» What to work on
Track down each line below containing the string "budget" and copy it.

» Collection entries
※

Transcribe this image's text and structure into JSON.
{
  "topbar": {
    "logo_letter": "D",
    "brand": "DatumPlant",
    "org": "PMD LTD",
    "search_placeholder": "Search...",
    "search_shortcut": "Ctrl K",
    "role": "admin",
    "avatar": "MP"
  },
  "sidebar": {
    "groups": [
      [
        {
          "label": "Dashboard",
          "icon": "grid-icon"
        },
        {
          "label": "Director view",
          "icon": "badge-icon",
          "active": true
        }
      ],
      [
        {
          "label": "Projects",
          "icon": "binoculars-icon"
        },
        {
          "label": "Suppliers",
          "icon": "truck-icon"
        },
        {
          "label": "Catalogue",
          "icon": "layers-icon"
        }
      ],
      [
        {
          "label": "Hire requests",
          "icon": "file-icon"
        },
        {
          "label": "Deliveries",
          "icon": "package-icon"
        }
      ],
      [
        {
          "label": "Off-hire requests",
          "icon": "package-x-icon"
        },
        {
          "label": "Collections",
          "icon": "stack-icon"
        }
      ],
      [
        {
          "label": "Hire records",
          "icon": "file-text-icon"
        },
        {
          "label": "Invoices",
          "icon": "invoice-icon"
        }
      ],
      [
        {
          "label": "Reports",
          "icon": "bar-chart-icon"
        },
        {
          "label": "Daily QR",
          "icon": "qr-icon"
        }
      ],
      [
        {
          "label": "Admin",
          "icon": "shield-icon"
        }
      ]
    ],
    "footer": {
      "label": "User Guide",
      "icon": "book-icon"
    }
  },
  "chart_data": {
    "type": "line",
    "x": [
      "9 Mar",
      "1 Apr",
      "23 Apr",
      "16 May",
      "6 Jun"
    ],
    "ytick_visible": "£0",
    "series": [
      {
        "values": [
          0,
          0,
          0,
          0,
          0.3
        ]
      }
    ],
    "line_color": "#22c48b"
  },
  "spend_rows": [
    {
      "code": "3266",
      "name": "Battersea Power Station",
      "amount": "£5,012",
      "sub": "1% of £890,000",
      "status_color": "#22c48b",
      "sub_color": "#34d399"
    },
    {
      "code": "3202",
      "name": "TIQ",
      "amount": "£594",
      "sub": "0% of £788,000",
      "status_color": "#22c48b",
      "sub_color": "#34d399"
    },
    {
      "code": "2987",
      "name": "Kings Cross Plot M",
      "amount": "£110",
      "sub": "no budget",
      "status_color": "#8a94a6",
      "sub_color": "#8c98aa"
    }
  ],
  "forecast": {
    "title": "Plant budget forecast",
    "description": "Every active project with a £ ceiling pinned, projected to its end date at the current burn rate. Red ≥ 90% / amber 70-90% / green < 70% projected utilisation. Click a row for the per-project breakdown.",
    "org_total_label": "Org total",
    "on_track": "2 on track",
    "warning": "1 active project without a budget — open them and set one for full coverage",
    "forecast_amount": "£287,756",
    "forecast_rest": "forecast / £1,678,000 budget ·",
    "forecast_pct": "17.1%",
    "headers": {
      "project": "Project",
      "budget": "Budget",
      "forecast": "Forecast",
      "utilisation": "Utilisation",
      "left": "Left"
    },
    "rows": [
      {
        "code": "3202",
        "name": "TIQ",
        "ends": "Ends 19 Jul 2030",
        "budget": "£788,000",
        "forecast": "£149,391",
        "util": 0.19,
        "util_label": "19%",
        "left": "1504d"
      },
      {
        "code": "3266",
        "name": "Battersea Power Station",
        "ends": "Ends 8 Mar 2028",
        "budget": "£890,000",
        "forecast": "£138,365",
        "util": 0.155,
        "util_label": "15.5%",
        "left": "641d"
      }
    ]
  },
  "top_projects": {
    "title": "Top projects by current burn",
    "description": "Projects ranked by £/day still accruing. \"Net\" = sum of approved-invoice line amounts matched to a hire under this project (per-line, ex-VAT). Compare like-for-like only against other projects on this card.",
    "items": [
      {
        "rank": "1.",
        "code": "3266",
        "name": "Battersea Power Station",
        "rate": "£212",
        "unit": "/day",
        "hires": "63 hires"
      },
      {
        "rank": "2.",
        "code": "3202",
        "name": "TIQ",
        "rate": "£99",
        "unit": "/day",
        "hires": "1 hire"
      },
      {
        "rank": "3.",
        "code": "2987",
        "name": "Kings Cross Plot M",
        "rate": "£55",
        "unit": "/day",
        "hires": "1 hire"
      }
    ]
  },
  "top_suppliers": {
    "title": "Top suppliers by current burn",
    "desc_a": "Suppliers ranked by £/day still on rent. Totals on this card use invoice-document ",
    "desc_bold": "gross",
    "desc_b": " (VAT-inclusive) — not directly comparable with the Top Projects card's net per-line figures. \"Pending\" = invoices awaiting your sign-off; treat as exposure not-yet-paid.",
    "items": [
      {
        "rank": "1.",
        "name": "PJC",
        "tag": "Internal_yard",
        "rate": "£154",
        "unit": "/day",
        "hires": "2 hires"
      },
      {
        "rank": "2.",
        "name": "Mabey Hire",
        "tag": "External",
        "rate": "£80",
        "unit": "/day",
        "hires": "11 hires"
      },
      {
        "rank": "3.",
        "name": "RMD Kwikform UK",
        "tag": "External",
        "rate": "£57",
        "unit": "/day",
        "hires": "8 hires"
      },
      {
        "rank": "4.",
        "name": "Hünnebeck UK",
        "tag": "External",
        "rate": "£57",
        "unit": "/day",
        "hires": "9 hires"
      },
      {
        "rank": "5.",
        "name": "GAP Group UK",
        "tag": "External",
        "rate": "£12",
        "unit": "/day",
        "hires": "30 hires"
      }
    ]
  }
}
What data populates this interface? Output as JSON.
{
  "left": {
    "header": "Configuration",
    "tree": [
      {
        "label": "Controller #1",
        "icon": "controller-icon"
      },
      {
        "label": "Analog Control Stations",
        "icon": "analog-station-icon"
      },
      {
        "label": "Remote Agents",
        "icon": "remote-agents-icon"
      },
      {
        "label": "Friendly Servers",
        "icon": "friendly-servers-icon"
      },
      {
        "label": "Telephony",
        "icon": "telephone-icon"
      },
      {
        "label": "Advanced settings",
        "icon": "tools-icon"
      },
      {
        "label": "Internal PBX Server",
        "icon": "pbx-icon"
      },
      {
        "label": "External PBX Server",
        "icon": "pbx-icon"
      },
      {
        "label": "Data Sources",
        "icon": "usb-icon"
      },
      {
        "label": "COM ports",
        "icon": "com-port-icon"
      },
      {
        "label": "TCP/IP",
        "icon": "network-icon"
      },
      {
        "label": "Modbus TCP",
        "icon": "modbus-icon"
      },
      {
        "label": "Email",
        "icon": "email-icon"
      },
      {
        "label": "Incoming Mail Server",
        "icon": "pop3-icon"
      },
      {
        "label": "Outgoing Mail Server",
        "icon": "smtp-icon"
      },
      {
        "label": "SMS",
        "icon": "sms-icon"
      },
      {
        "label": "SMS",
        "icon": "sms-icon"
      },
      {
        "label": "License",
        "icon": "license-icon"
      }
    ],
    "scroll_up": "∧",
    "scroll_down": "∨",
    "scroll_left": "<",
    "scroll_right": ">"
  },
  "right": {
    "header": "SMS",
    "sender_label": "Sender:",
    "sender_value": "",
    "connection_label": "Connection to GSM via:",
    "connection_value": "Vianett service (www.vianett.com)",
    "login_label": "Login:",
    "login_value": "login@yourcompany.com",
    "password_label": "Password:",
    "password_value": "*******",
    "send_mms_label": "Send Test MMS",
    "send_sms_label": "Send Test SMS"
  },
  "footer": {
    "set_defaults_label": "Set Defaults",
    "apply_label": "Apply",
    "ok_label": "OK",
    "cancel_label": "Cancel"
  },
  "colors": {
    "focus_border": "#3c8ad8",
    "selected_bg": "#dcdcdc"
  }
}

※

» Exercise response
      "sub": "no budget",
    "title": "Plant budget forecast",
    "warning": "1 active project without a budget — open them and set one for full coverage",
    "forecast_rest": "forecast / £1,678,000 budget ·",
      "budget": "Budget",
        "budget": "£788,000",
        "budget": "£890,000",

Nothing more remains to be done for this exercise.